*How to complete this task*:
Please reproduce the entries exactly, skipping each picture.
═══ Data ═══
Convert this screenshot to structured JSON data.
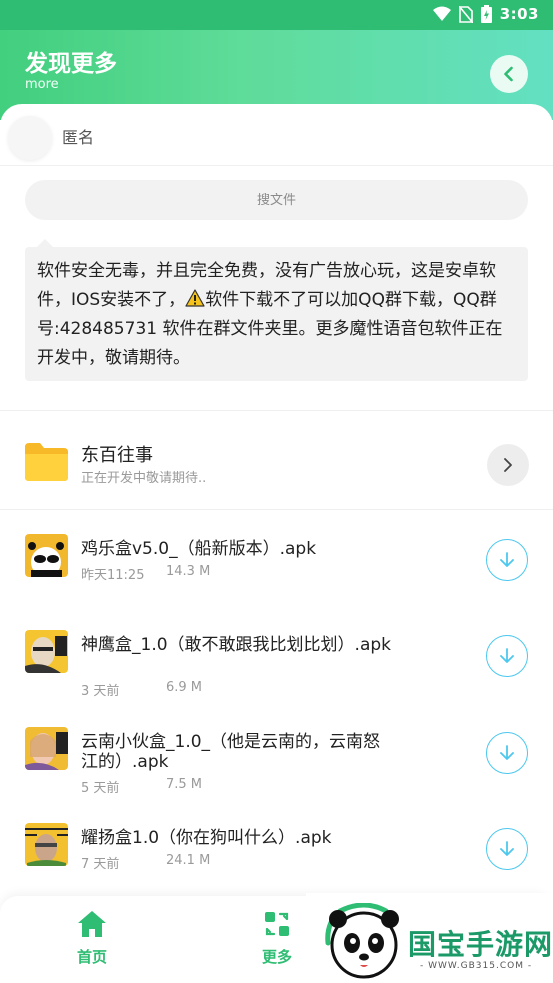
{
  "status_bar": {
    "time": "3:03"
  },
  "header": {
    "title": "发现更多",
    "subtitle": "more"
  },
  "user": {
    "name": "匿名"
  },
  "search": {
    "placeholder": "搜文件"
  },
  "notice": {
    "text_before_icon": "软件安全无毒，并且完全免费，没有广告放心玩，这是安卓软件，IOS安装不了，",
    "text_after_icon": "软件下载不了可以加QQ群下载，QQ群号:428485731 软件在群文件夹里。更多魔性语音包软件正在开发中，敬请期待。",
    "icon": "warning-icon"
  },
  "folder": {
    "name": "东百往事",
    "desc": "正在开发中敬请期待.."
  },
  "files": [
    {
      "name": "鸡乐盒v5.0_（船新版本）.apk",
      "time": "昨天11:25",
      "size": "14.3 M"
    },
    {
      "name": "神鹰盒_1.0（敢不敢跟我比划比划）.apk",
      "time": "3 天前",
      "size": "6.9 M"
    },
    {
      "name": "云南小伙盒_1.0_（他是云南的，云南怒江的）.apk",
      "time": "5 天前",
      "size": "7.5 M"
    },
    {
      "name": "耀扬盒1.0（你在狗叫什么）.apk",
      "time": "7 天前",
      "size": "24.1 M"
    }
  ],
  "nav": {
    "home": "首页",
    "more": "更多"
  },
  "watermark": {
    "text": "国宝手游网",
    "url": "- WWW.GB315.COM -"
  },
  "colors": {
    "accent": "#2ebd73",
    "download": "#4cc8ee"
  }
}
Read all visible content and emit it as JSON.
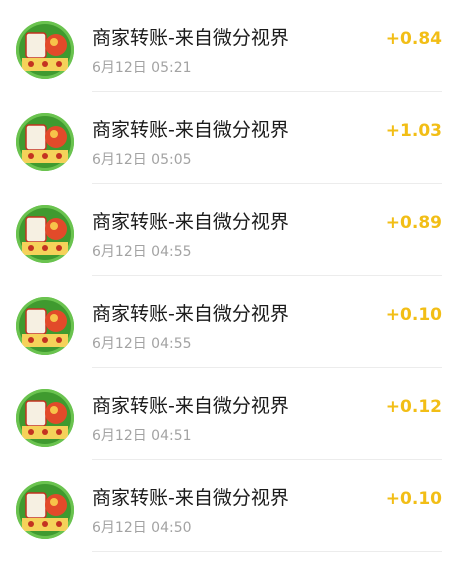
{
  "colors": {
    "amount": "#f2be16",
    "title": "#1b1b1b",
    "time": "#a3a3a3",
    "divider": "#ececec",
    "avatar_bg": "#6ac34f"
  },
  "transactions": [
    {
      "title": "商家转账-来自微分视界",
      "time": "6月12日 05:21",
      "amount": "+0.84",
      "avatar_icon": "game-logo-icon"
    },
    {
      "title": "商家转账-来自微分视界",
      "time": "6月12日 05:05",
      "amount": "+1.03",
      "avatar_icon": "game-logo-icon"
    },
    {
      "title": "商家转账-来自微分视界",
      "time": "6月12日 04:55",
      "amount": "+0.89",
      "avatar_icon": "game-logo-icon"
    },
    {
      "title": "商家转账-来自微分视界",
      "time": "6月12日 04:55",
      "amount": "+0.10",
      "avatar_icon": "game-logo-icon"
    },
    {
      "title": "商家转账-来自微分视界",
      "time": "6月12日 04:51",
      "amount": "+0.12",
      "avatar_icon": "game-logo-icon"
    },
    {
      "title": "商家转账-来自微分视界",
      "time": "6月12日 04:50",
      "amount": "+0.10",
      "avatar_icon": "game-logo-icon"
    }
  ]
}
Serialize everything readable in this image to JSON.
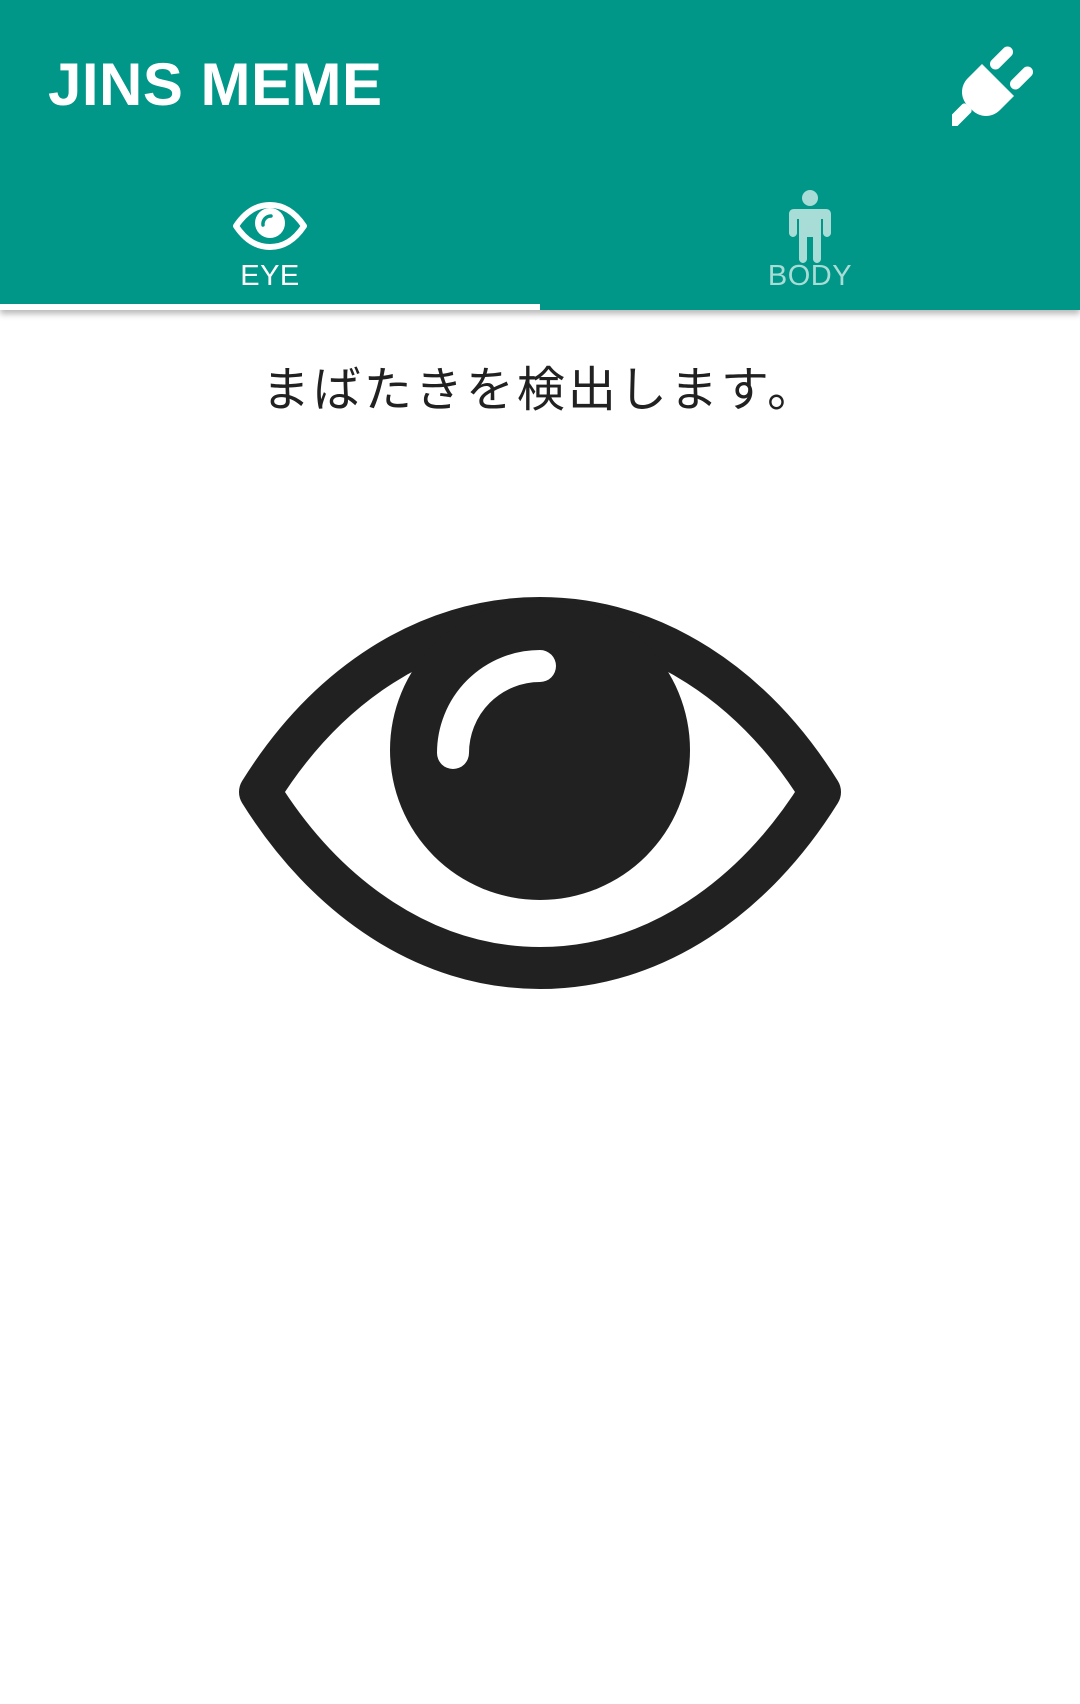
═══
*Solution to this task*:
Convert this screenshot to structured JSON data.
{
  "status_bar": {
    "time": "3:03"
  },
  "header": {
    "title": "发现更多",
    "subtitle": "more"
  },
  "user": {
    "name": "匿名"
  },
  "search": {
    "placeholder": "搜文件"
  },
  "notice": {
    "text_before_icon": "软件安全无毒，并且完全免费，没有广告放心玩，这是安卓软件，IOS安装不了，",
    "text_after_icon": "软件下载不了可以加QQ群下载，QQ群号:428485731 软件在群文件夹里。更多魔性语音包软件正在开发中，敬请期待。",
    "icon": "warning-icon"
  },
  "folder": {
    "name": "东百往事",
    "desc": "正在开发中敬请期待.."
  },
  "files": [
    {
      "name": "鸡乐盒v5.0_（船新版本）.apk",
      "time": "昨天11:25",
      "size": "14.3 M"
    },
    {
      "name": "神鹰盒_1.0（敢不敢跟我比划比划）.apk",
      "time": "3 天前",
      "size": "6.9 M"
    },
    {
      "name": "云南小伙盒_1.0_（他是云南的，云南怒江的）.apk",
      "time": "5 天前",
      "size": "7.5 M"
    },
    {
      "name": "耀扬盒1.0（你在狗叫什么）.apk",
      "time": "7 天前",
      "size": "24.1 M"
    }
  ],
  "nav": {
    "home": "首页",
    "more": "更多"
  },
  "watermark": {
    "text": "国宝手游网",
    "url": "- WWW.GB315.COM -"
  },
  "colors": {
    "accent": "#2ebd73",
    "download": "#4cc8ee"
  }
}
Read all visible content and emit it as JSON.
{
  "colors": {
    "amount": "#f2be16",
    "title": "#1b1b1b",
    "time": "#a3a3a3",
    "divider": "#ececec",
    "avatar_bg": "#6ac34f"
  },
  "transactions": [
    {
      "title": "商家转账-来自微分视界",
      "time": "6月12日 05:21",
      "amount": "+0.84",
      "avatar_icon": "game-logo-icon"
    },
    {
      "title": "商家转账-来自微分视界",
      "time": "6月12日 05:05",
      "amount": "+1.03",
      "avatar_icon": "game-logo-icon"
    },
    {
      "title": "商家转账-来自微分视界",
      "time": "6月12日 04:55",
      "amount": "+0.89",
      "avatar_icon": "game-logo-icon"
    },
    {
      "title": "商家转账-来自微分视界",
      "time": "6月12日 04:55",
      "amount": "+0.10",
      "avatar_icon": "game-logo-icon"
    },
    {
      "title": "商家转账-来自微分视界",
      "time": "6月12日 04:51",
      "amount": "+0.12",
      "avatar_icon": "game-logo-icon"
    },
    {
      "title": "商家转账-来自微分视界",
      "time": "6月12日 04:50",
      "amount": "+0.10",
      "avatar_icon": "game-logo-icon"
    }
  ]
}
Serialize everything readable in this image to JSON.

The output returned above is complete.